One sign of the extent of the recovery: The NASDAQ Index, which basically reflects the action of technology and growth stocks, was showing a 40% gain for the year by early November.

Small stocks brought smiles

But if technology stocks recovered in 2003, it was the stocks of smaller companies that truly impressed the general population. The Russell 2000, which currently includes U.S. stocks that have a market capitalization of from about $120 million to about $1 billion, had a banner year in 2003. Many stocks representing diverse industries doubled and tripled as investors finally discovered that smaller companies in supposedly mundane businesses could move quickly and intelligently to create profitable niches for themselves.

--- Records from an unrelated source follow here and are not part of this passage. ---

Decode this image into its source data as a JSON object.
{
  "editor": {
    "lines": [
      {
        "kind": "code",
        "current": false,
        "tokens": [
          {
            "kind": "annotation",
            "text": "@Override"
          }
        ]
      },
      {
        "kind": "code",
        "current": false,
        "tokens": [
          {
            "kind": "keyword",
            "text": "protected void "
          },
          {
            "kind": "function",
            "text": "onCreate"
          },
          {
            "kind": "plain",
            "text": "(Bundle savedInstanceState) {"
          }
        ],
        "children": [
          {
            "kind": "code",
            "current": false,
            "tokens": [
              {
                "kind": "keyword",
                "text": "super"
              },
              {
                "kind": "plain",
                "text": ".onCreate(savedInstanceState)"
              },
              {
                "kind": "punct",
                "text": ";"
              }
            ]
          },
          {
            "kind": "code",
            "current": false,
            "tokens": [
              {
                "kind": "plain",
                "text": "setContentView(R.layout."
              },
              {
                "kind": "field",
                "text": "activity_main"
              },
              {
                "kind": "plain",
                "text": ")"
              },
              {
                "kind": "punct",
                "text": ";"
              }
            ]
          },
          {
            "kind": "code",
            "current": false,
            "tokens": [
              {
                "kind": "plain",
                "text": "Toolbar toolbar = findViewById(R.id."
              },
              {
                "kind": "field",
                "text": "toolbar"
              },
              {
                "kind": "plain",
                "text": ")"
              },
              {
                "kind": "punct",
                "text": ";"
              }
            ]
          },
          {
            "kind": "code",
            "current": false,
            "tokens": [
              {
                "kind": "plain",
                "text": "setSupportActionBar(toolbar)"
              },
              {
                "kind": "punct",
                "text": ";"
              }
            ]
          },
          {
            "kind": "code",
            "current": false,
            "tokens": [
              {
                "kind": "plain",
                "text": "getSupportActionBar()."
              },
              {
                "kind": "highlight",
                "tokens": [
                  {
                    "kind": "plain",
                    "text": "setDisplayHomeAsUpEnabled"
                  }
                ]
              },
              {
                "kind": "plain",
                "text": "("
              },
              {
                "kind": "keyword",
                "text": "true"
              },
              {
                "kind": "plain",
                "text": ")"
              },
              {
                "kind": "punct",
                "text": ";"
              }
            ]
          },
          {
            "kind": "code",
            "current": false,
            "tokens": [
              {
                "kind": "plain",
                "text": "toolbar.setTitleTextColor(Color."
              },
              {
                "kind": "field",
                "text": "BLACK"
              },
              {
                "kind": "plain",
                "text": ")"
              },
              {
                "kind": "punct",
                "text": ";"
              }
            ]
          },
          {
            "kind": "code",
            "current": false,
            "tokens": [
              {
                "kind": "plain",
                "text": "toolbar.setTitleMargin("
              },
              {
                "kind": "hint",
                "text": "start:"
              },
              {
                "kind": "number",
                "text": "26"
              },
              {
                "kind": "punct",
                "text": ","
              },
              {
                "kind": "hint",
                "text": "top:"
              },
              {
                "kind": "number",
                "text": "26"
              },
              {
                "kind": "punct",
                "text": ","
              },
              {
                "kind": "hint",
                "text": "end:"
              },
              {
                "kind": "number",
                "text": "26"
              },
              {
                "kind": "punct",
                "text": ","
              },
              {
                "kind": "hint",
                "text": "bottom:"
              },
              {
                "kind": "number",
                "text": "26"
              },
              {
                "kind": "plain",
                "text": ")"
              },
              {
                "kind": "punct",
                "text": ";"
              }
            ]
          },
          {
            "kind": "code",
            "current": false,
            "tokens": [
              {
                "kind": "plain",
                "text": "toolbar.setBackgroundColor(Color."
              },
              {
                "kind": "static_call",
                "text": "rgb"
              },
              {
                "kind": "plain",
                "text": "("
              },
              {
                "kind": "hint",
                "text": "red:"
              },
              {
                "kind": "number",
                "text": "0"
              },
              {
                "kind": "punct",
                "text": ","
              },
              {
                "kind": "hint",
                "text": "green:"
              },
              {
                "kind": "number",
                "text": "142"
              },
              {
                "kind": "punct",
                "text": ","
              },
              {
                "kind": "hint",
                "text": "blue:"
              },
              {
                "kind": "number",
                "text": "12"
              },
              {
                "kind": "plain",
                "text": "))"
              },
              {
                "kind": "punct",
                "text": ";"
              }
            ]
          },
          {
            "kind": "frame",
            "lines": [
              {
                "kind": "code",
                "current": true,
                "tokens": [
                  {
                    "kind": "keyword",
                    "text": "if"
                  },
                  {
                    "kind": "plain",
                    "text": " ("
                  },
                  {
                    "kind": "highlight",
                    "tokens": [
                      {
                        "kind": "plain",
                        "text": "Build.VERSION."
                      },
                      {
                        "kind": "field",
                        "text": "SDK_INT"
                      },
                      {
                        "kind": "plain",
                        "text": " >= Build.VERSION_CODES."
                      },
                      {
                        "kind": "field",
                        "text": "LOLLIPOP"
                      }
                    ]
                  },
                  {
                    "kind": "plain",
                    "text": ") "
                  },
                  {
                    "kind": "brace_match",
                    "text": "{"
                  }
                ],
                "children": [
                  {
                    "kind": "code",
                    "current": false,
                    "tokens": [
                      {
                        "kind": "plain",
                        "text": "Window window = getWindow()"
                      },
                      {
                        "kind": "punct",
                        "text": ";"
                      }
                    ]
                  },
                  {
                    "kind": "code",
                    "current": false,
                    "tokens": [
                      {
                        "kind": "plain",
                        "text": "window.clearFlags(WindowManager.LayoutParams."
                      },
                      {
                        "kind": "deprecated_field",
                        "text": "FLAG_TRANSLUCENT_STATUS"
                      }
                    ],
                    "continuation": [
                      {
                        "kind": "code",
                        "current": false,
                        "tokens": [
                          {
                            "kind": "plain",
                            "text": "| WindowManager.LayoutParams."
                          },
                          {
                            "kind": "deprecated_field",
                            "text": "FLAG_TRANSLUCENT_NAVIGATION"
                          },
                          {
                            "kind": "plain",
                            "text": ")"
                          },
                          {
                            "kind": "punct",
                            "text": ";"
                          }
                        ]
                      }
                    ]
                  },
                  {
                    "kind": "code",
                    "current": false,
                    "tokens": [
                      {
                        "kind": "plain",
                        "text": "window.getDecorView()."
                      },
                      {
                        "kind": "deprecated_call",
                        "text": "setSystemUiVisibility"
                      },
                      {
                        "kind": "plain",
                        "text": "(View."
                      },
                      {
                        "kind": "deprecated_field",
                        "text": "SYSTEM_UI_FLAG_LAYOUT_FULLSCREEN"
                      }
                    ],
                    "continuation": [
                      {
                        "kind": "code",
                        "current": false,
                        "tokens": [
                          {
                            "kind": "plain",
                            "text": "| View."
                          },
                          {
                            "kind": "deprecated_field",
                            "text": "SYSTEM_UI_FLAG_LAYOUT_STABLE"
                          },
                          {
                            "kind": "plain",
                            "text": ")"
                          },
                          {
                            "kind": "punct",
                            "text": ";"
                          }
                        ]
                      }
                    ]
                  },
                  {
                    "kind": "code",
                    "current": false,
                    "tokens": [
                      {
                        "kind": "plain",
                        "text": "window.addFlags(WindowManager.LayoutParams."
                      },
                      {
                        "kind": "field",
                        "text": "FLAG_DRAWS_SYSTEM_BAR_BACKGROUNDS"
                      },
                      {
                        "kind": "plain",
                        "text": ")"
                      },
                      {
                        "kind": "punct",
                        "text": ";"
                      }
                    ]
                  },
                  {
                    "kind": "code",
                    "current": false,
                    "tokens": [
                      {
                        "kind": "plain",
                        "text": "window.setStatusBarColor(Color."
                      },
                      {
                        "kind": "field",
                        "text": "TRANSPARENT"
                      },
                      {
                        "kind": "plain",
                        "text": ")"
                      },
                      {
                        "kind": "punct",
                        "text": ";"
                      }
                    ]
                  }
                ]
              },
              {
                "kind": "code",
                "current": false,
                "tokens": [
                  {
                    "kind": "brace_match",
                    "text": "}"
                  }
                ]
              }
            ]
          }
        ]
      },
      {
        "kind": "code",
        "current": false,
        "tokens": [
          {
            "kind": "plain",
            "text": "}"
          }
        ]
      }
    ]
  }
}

For example, SFBC Corporation, a Miami-based company that helps pharmaceutical companies conduct clinical trials, saw its shares go from a low of about $11 in 2002 to a high of $37 in recent months. Expanding through both acquisition and internal initiative, SFBC has been able to offer a wider array of services to its pharmaceutical company clients, bringing increased profits to the bottom line.

In the eyecare industry, favorable demographic trends, spurred by the aging of the baby boomer generation have helped the shares of Alcon, Bausch & Lomb and Advanced Medical Optics all soar in 2003. Banks, some retailers and energy stocks also showed strength this year.

Not a bad year

Not all sectors of the market have performed as well, though. Weak spots remain in many areas of manufacturing, and the major drug stocks have languished all of 2003.

In sum, 2003 has been much better than the past three years, but you still had to be in the right stocks.

Mr. Helzner has written more than 50 articles on stock investing for Barron's.  He's been a regular stock market columnist for other business publications and was a member of the equity research department of a major regional brokerage firm.


Optometric Management, Issue: February 2004